EMIS Web is expected to achieve “first of type” go-live in April, according to latest schedules from NHS Connecting for Health.
The much-awaited system from healthcare IT supplier EMIS was originally due to be approved in November. Then accreditation dates slipped to January, before the latest dates were published by CfH this month.
Sean Riddell, chief executive of EMIS, said the company was on track to have its first deployment of release 3.0 in April.
He told EHI Primary Care that there was “a lot of pent up demand” from GP practices for EMIS Web. He added: “Practices tell me they want it now and it is very nearly now.”
Riddell predicted the system would be rolled out to all its GP customers, covering 52% of UK GP practices, over a two to four year period.
He added: “We have got the capability to roll it out within two years but more realistically it will probably be a two to four year period.”
This week, EMIS announced its intention to float on the Stock Exchange’s alternative investment market.
Riddell said the move was good news for its end users and customers, which included the NHS in England, Scotland and Wales, CfH, and the Ministry of Defence as well as several other governments across the world.
He added: “In reality, we are moving from being a private company to a plc. There will be all the transparency and governance which comes with that, which has got to be a huge benefit to our customers and users.”
Riddell told EHI Primary Care that the IPO (initial public offering) was for 25% of EMIS’s issued share capital.
He added: “EMIS has always worked to have control of the healthcare agenda and EMIS are moving from what was historically just a GP system to a healthcare system and a consumer service.”
Riddell said any acquisitions would involve companies which fit with EMIS’s aspiration to deliver joined up healthcare. He added: “Acquisitions are just one of the options that we have got.”
CfH predicted that formal witness testing for EMIS Web would be completed in March “if all goes to plan”.
CfH accreditation procedures mean that following formal witness testing all systems must undergo “first of type go live” – usually for 45 days – before full roll-out approval.
Riddell said 1,700 users of EMIS LV and EMIS PCS, the company’s existing GP products, were already streaming data into EMIS Web.
He said that once full roll-out approval was achieved, managing the changeover for those practices would focus on change management and training, rather than data migration.

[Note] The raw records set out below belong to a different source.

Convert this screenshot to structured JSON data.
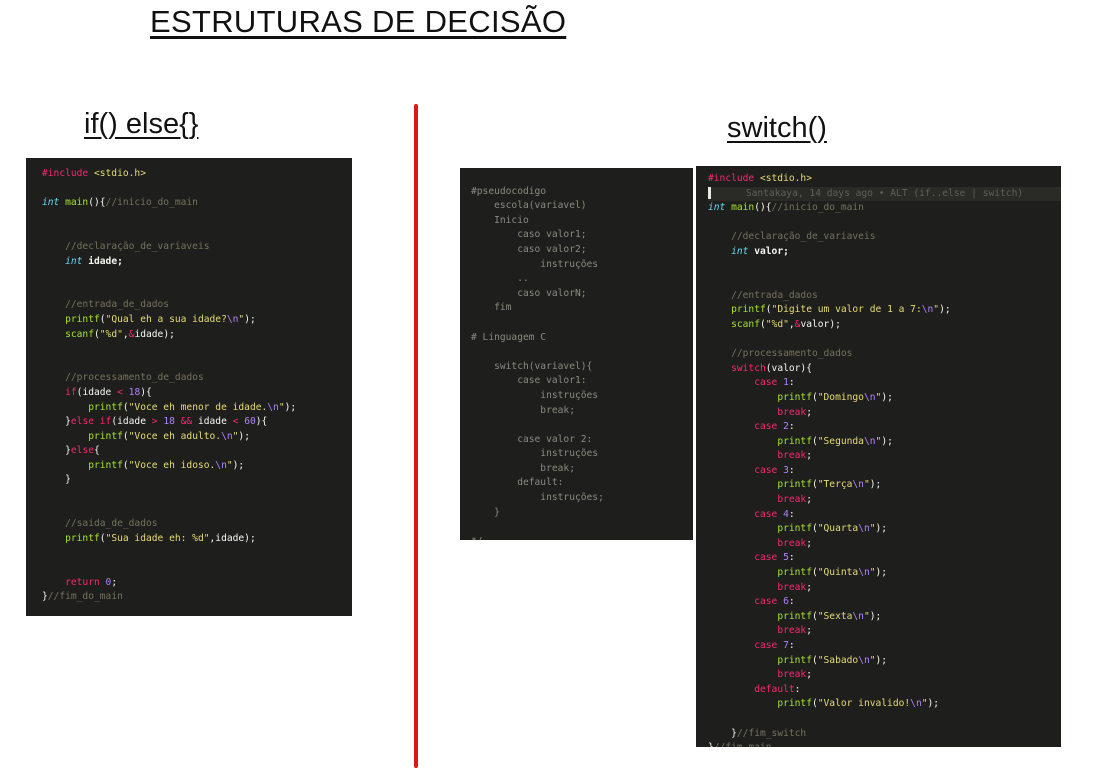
{
  "page": {
    "title": "ESTRUTURAS DE DECISÃO",
    "left_heading": "if()  else{}",
    "right_heading": "switch()"
  },
  "colors": {
    "divider": "#e01515",
    "editor_bg": "#1e1f1c",
    "keyword": "#f92672",
    "type": "#66d9ef",
    "function": "#a6e22e",
    "string": "#e6db74",
    "number": "#ae81ff",
    "comment": "#75715e"
  },
  "if_else_code": [
    [
      [
        "kw",
        "#include "
      ],
      [
        "st",
        "<stdio.h>"
      ]
    ],
    [],
    [
      [
        "ty",
        "int "
      ],
      [
        "fn",
        "main"
      ],
      [
        "pl",
        "(){"
      ],
      [
        "cm",
        "//inicio_do_main"
      ]
    ],
    [],
    [],
    [
      [
        "pl",
        "    "
      ],
      [
        "cm",
        "//declaração_de_variaveis"
      ]
    ],
    [
      [
        "pl",
        "    "
      ],
      [
        "ty",
        "int "
      ],
      [
        "bd",
        "idade;"
      ]
    ],
    [],
    [],
    [
      [
        "pl",
        "    "
      ],
      [
        "cm",
        "//entrada_de_dados"
      ]
    ],
    [
      [
        "pl",
        "    "
      ],
      [
        "fn",
        "printf"
      ],
      [
        "pl",
        "("
      ],
      [
        "st",
        "\"Qual eh a sua idade?"
      ],
      [
        "nu",
        "\\n"
      ],
      [
        "st",
        "\""
      ],
      [
        "pl",
        ");"
      ]
    ],
    [
      [
        "pl",
        "    "
      ],
      [
        "fn",
        "scanf"
      ],
      [
        "pl",
        "("
      ],
      [
        "st",
        "\"%d\""
      ],
      [
        "pl",
        ","
      ],
      [
        "kw",
        "&"
      ],
      [
        "pl",
        "idade);"
      ]
    ],
    [],
    [],
    [
      [
        "pl",
        "    "
      ],
      [
        "cm",
        "//processamento_de_dados"
      ]
    ],
    [
      [
        "pl",
        "    "
      ],
      [
        "kw",
        "if"
      ],
      [
        "pl",
        "(idade "
      ],
      [
        "kw",
        "< "
      ],
      [
        "nu",
        "18"
      ],
      [
        "pl",
        ")"
      ],
      [
        "pl",
        "{"
      ]
    ],
    [
      [
        "pl",
        "        "
      ],
      [
        "fn",
        "printf"
      ],
      [
        "pl",
        "("
      ],
      [
        "st",
        "\"Voce eh menor de idade."
      ],
      [
        "nu",
        "\\n"
      ],
      [
        "st",
        "\""
      ],
      [
        "pl",
        ");"
      ]
    ],
    [
      [
        "pl",
        "    "
      ],
      [
        "pl",
        "}"
      ],
      [
        "kw",
        "else if"
      ],
      [
        "pl",
        "(idade "
      ],
      [
        "kw",
        "> "
      ],
      [
        "nu",
        "18 "
      ],
      [
        "kw",
        "&& "
      ],
      [
        "pl",
        "idade "
      ],
      [
        "kw",
        "< "
      ],
      [
        "nu",
        "60"
      ],
      [
        "pl",
        "){"
      ]
    ],
    [
      [
        "pl",
        "        "
      ],
      [
        "fn",
        "printf"
      ],
      [
        "pl",
        "("
      ],
      [
        "st",
        "\"Voce eh adulto."
      ],
      [
        "nu",
        "\\n"
      ],
      [
        "st",
        "\""
      ],
      [
        "pl",
        ");"
      ]
    ],
    [
      [
        "pl",
        "    "
      ],
      [
        "pl",
        "}"
      ],
      [
        "kw",
        "else"
      ],
      [
        "pl",
        "{"
      ]
    ],
    [
      [
        "pl",
        "        "
      ],
      [
        "fn",
        "printf"
      ],
      [
        "pl",
        "("
      ],
      [
        "st",
        "\"Voce eh idoso."
      ],
      [
        "nu",
        "\\n"
      ],
      [
        "st",
        "\""
      ],
      [
        "pl",
        ");"
      ]
    ],
    [
      [
        "pl",
        "    }"
      ]
    ],
    [],
    [],
    [
      [
        "pl",
        "    "
      ],
      [
        "cm",
        "//saida_de_dados"
      ]
    ],
    [
      [
        "pl",
        "    "
      ],
      [
        "fn",
        "printf"
      ],
      [
        "pl",
        "("
      ],
      [
        "st",
        "\"Sua idade eh: %d\""
      ],
      [
        "pl",
        ",idade);"
      ]
    ],
    [],
    [],
    [
      [
        "pl",
        "    "
      ],
      [
        "kw",
        "return "
      ],
      [
        "nu",
        "0"
      ],
      [
        "pl",
        ";"
      ]
    ],
    [
      [
        "pl",
        "}"
      ],
      [
        "cm",
        "//fim_do_main"
      ]
    ]
  ],
  "pseudo_code": [
    [],
    [
      [
        "ps",
        "#pseudocodigo"
      ]
    ],
    [
      [
        "ps",
        "    escola(variavel)"
      ]
    ],
    [
      [
        "ps",
        "    Inicio"
      ]
    ],
    [
      [
        "ps",
        "        caso valor1;"
      ]
    ],
    [
      [
        "ps",
        "        caso valor2;"
      ]
    ],
    [
      [
        "ps",
        "            instruções"
      ]
    ],
    [
      [
        "ps",
        "        .."
      ]
    ],
    [
      [
        "ps",
        "        caso valorN;"
      ]
    ],
    [
      [
        "ps",
        "    fim"
      ]
    ],
    [],
    [
      [
        "ps",
        "# Linguagem C"
      ]
    ],
    [],
    [
      [
        "ps",
        "    switch(variavel){"
      ]
    ],
    [
      [
        "ps",
        "        case valor1:"
      ]
    ],
    [
      [
        "ps",
        "            instruções"
      ]
    ],
    [
      [
        "ps",
        "            break;"
      ]
    ],
    [],
    [
      [
        "ps",
        "        case valor 2:"
      ]
    ],
    [
      [
        "ps",
        "            instruções"
      ]
    ],
    [
      [
        "ps",
        "            break;"
      ]
    ],
    [
      [
        "ps",
        "        default:"
      ]
    ],
    [
      [
        "ps",
        "            instruções;"
      ]
    ],
    [
      [
        "ps",
        "    }"
      ]
    ],
    [],
    [
      [
        "ps",
        "*/"
      ]
    ]
  ],
  "switch_blame": "     Santakaya, 14 days ago • ALT (if..else | switch)",
  "switch_code": [
    [
      [
        "kw",
        "#include "
      ],
      [
        "st",
        "<stdio.h>"
      ]
    ],
    "BLAME",
    [
      [
        "ty",
        "int "
      ],
      [
        "fn",
        "main"
      ],
      [
        "pl",
        "(){"
      ],
      [
        "cm",
        "//inicio_do_main"
      ]
    ],
    [],
    [
      [
        "pl",
        "    "
      ],
      [
        "cm",
        "//declaração_de_variaveis"
      ]
    ],
    [
      [
        "pl",
        "    "
      ],
      [
        "ty",
        "int "
      ],
      [
        "bd",
        "valor;"
      ]
    ],
    [],
    [],
    [
      [
        "pl",
        "    "
      ],
      [
        "cm",
        "//entrada_dados"
      ]
    ],
    [
      [
        "pl",
        "    "
      ],
      [
        "fn",
        "printf"
      ],
      [
        "pl",
        "("
      ],
      [
        "st",
        "\"Digite um valor de 1 a 7:"
      ],
      [
        "nu",
        "\\n"
      ],
      [
        "st",
        "\""
      ],
      [
        "pl",
        ");"
      ]
    ],
    [
      [
        "pl",
        "    "
      ],
      [
        "fn",
        "scanf"
      ],
      [
        "pl",
        "("
      ],
      [
        "st",
        "\"%d\""
      ],
      [
        "pl",
        ","
      ],
      [
        "kw",
        "&"
      ],
      [
        "pl",
        "valor);"
      ]
    ],
    [],
    [
      [
        "pl",
        "    "
      ],
      [
        "cm",
        "//processamento_dados"
      ]
    ],
    [
      [
        "pl",
        "    "
      ],
      [
        "kw",
        "switch"
      ],
      [
        "pl",
        "(valor){"
      ]
    ],
    [
      [
        "pl",
        "        "
      ],
      [
        "kw",
        "case "
      ],
      [
        "nu",
        "1"
      ],
      [
        "pl",
        ":"
      ]
    ],
    [
      [
        "pl",
        "            "
      ],
      [
        "fn",
        "printf"
      ],
      [
        "pl",
        "("
      ],
      [
        "st",
        "\"Domingo"
      ],
      [
        "nu",
        "\\n"
      ],
      [
        "st",
        "\""
      ],
      [
        "pl",
        ");"
      ]
    ],
    [
      [
        "pl",
        "            "
      ],
      [
        "kw",
        "break"
      ],
      [
        "pl",
        ";"
      ]
    ],
    [
      [
        "pl",
        "        "
      ],
      [
        "kw",
        "case "
      ],
      [
        "nu",
        "2"
      ],
      [
        "pl",
        ":"
      ]
    ],
    [
      [
        "pl",
        "            "
      ],
      [
        "fn",
        "printf"
      ],
      [
        "pl",
        "("
      ],
      [
        "st",
        "\"Segunda"
      ],
      [
        "nu",
        "\\n"
      ],
      [
        "st",
        "\""
      ],
      [
        "pl",
        ");"
      ]
    ],
    [
      [
        "pl",
        "            "
      ],
      [
        "kw",
        "break"
      ],
      [
        "pl",
        ";"
      ]
    ],
    [
      [
        "pl",
        "        "
      ],
      [
        "kw",
        "case "
      ],
      [
        "nu",
        "3"
      ],
      [
        "pl",
        ":"
      ]
    ],
    [
      [
        "pl",
        "            "
      ],
      [
        "fn",
        "printf"
      ],
      [
        "pl",
        "("
      ],
      [
        "st",
        "\"Terça"
      ],
      [
        "nu",
        "\\n"
      ],
      [
        "st",
        "\""
      ],
      [
        "pl",
        ");"
      ]
    ],
    [
      [
        "pl",
        "            "
      ],
      [
        "kw",
        "break"
      ],
      [
        "pl",
        ";"
      ]
    ],
    [
      [
        "pl",
        "        "
      ],
      [
        "kw",
        "case "
      ],
      [
        "nu",
        "4"
      ],
      [
        "pl",
        ":"
      ]
    ],
    [
      [
        "pl",
        "            "
      ],
      [
        "fn",
        "printf"
      ],
      [
        "pl",
        "("
      ],
      [
        "st",
        "\"Quarta"
      ],
      [
        "nu",
        "\\n"
      ],
      [
        "st",
        "\""
      ],
      [
        "pl",
        ");"
      ]
    ],
    [
      [
        "pl",
        "            "
      ],
      [
        "kw",
        "break"
      ],
      [
        "pl",
        ";"
      ]
    ],
    [
      [
        "pl",
        "        "
      ],
      [
        "kw",
        "case "
      ],
      [
        "nu",
        "5"
      ],
      [
        "pl",
        ":"
      ]
    ],
    [
      [
        "pl",
        "            "
      ],
      [
        "fn",
        "printf"
      ],
      [
        "pl",
        "("
      ],
      [
        "st",
        "\"Quinta"
      ],
      [
        "nu",
        "\\n"
      ],
      [
        "st",
        "\""
      ],
      [
        "pl",
        ");"
      ]
    ],
    [
      [
        "pl",
        "            "
      ],
      [
        "kw",
        "break"
      ],
      [
        "pl",
        ";"
      ]
    ],
    [
      [
        "pl",
        "        "
      ],
      [
        "kw",
        "case "
      ],
      [
        "nu",
        "6"
      ],
      [
        "pl",
        ":"
      ]
    ],
    [
      [
        "pl",
        "            "
      ],
      [
        "fn",
        "printf"
      ],
      [
        "pl",
        "("
      ],
      [
        "st",
        "\"Sexta"
      ],
      [
        "nu",
        "\\n"
      ],
      [
        "st",
        "\""
      ],
      [
        "pl",
        ");"
      ]
    ],
    [
      [
        "pl",
        "            "
      ],
      [
        "kw",
        "break"
      ],
      [
        "pl",
        ";"
      ]
    ],
    [
      [
        "pl",
        "        "
      ],
      [
        "kw",
        "case "
      ],
      [
        "nu",
        "7"
      ],
      [
        "pl",
        ":"
      ]
    ],
    [
      [
        "pl",
        "            "
      ],
      [
        "fn",
        "printf"
      ],
      [
        "pl",
        "("
      ],
      [
        "st",
        "\"Sabado"
      ],
      [
        "nu",
        "\\n"
      ],
      [
        "st",
        "\""
      ],
      [
        "pl",
        ");"
      ]
    ],
    [
      [
        "pl",
        "            "
      ],
      [
        "kw",
        "break"
      ],
      [
        "pl",
        ";"
      ]
    ],
    [
      [
        "pl",
        "        "
      ],
      [
        "kw",
        "default"
      ],
      [
        "pl",
        ":"
      ]
    ],
    [
      [
        "pl",
        "            "
      ],
      [
        "fn",
        "printf"
      ],
      [
        "pl",
        "("
      ],
      [
        "st",
        "\"Valor invalido!"
      ],
      [
        "nu",
        "\\n"
      ],
      [
        "st",
        "\""
      ],
      [
        "pl",
        ");"
      ]
    ],
    [],
    [
      [
        "pl",
        "    }"
      ],
      [
        "cm",
        "//fim_switch"
      ]
    ],
    [
      [
        "pl",
        "}"
      ],
      [
        "cm",
        "//fim_main"
      ]
    ]
  ]
}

Release 3.0 of EMIS Web will include core GP functionality plus accreditation for Choose and Book, GP2GP and Release 2 of the Electronic Prescription Service.

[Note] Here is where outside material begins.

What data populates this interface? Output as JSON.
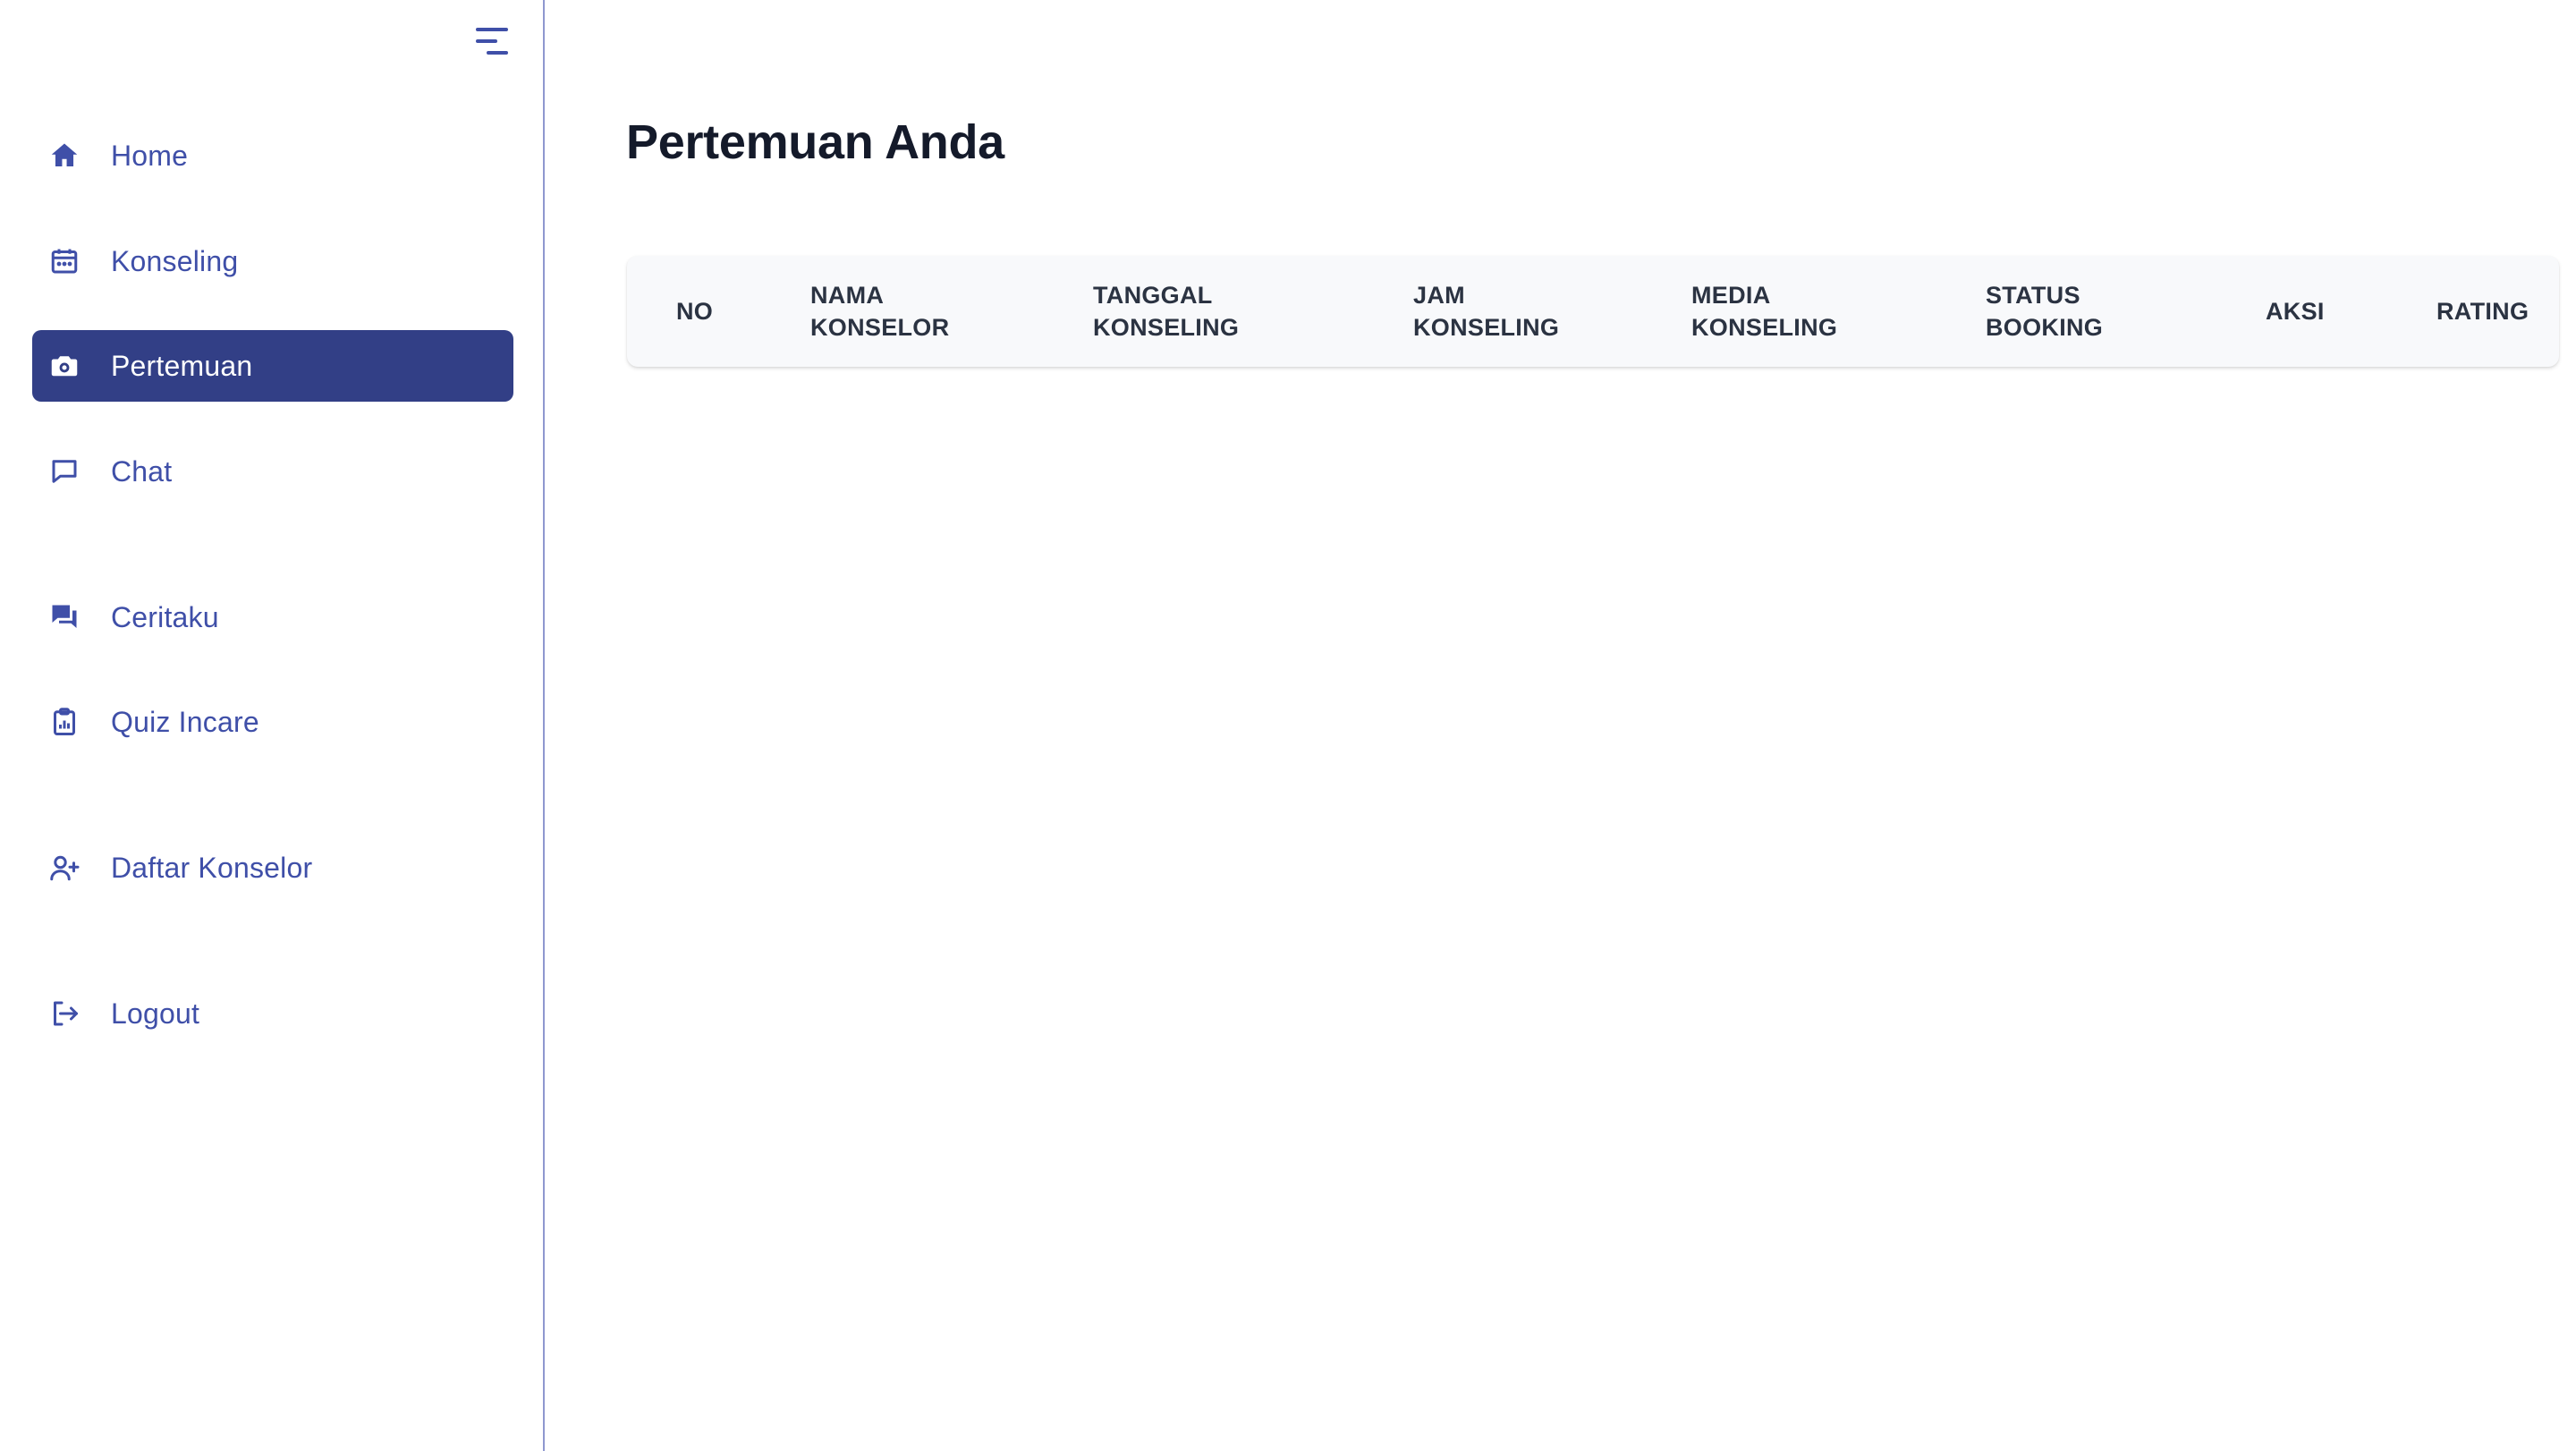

Release 3.1, scheduled for first of type go live in June, will also include functionality for version 2 of the Summary Care Record plus bowel cancer screening and retinopathy screening.
CfH said EMIS planned to limit the delivery of new functionality in LV and PCS “ to encourage practices to migrate to EMIS Web when it becomes available.”
The current planned upgrade schedules for PCS and LV means both will be updated to take account of Quality and Outcomes Framework functionality as far as 2011-12 and the next release of LV will also include the new consent model for the SCR.
However, LV and PCS users will not get EPS R2 functionality and PCS users will not have SCR or GP2GP functionality either.
Riddell said EMIS and CfH had reserved the right to develop further functionality for PCS and LV dependent on the roll-out of EMIS Web.
CfH said that practices currently using an EMIS system did not need to complete a selection process when moving to EMIS Web under the terms of the GP Systems of Choice framework agreement.
However, the IT agency said that “subject to the costs associated with migration” a primary care trust may ask practices to develop a business case to justify a change of system.
CfH said EMIS was producing an information sheet for PCTs and GP practices including a description of the EMIS Web service, the activities involved in migrating to EMIS Web from EMIS LV, PCS or another GPSoC system, the implications for local IT infrastructure and the local costs associated with migration such as training.